*** PROVIDED MATERIAL ***

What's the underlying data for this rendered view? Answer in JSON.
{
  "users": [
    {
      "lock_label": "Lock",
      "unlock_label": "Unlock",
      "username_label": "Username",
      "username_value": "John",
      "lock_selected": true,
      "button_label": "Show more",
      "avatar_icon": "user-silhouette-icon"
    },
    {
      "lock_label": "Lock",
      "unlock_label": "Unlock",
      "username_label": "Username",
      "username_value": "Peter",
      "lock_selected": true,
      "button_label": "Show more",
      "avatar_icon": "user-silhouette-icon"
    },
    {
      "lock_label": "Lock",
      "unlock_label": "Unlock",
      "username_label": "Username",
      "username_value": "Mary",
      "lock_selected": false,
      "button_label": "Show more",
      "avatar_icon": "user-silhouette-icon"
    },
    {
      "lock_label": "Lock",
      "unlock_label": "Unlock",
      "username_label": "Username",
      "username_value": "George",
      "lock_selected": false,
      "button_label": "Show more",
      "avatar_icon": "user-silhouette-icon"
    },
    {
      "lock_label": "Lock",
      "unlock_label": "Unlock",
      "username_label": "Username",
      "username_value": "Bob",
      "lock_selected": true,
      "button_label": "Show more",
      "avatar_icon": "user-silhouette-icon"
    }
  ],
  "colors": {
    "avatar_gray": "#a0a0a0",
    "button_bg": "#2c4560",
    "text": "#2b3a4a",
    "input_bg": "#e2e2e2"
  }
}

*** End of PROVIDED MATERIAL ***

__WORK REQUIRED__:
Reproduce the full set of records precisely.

__YOUR SOLUTION__:
What's the underlying data for this rendered view? Answer in JSON.
{
  "users": [
    {
      "lock_label": "Lock",
      "unlock_label": "Unlock",
      "username_label": "Username",
      "username_value": "John",
      "lock_selected": true,
      "button_label": "Show more",
      "avatar_icon": "user-silhouette-icon"
    },
    {
      "lock_label": "Lock",
      "unlock_label": "Unlock",
      "username_label": "Username",
      "username_value": "Peter",
      "lock_selected": true,
      "button_label": "Show more",
      "avatar_icon": "user-silhouette-icon"
    },
    {
      "lock_label": "Lock",
      "unlock_label": "Unlock",
      "username_label": "Username",
      "username_value": "Mary",
      "lock_selected": false,
      "button_label": "Show more",
      "avatar_icon": "user-silhouette-icon"
    },
    {
      "lock_label": "Lock",
      "unlock_label": "Unlock",
      "username_label": "Username",
      "username_value": "George",
      "lock_selected": false,
      "button_label": "Show more",
      "avatar_icon": "user-silhouette-icon"
    },
    {
      "lock_label": "Lock",
      "unlock_label": "Unlock",
      "username_label": "Username",
      "username_value": "Bob",
      "lock_selected": true,
      "button_label": "Show more",
      "avatar_icon": "user-silhouette-icon"
    }
  ],
  "colors": {
    "avatar_gray": "#a0a0a0",
    "button_bg": "#2c4560",
    "text": "#2b3a4a",
    "input_bg": "#e2e2e2"
  }
}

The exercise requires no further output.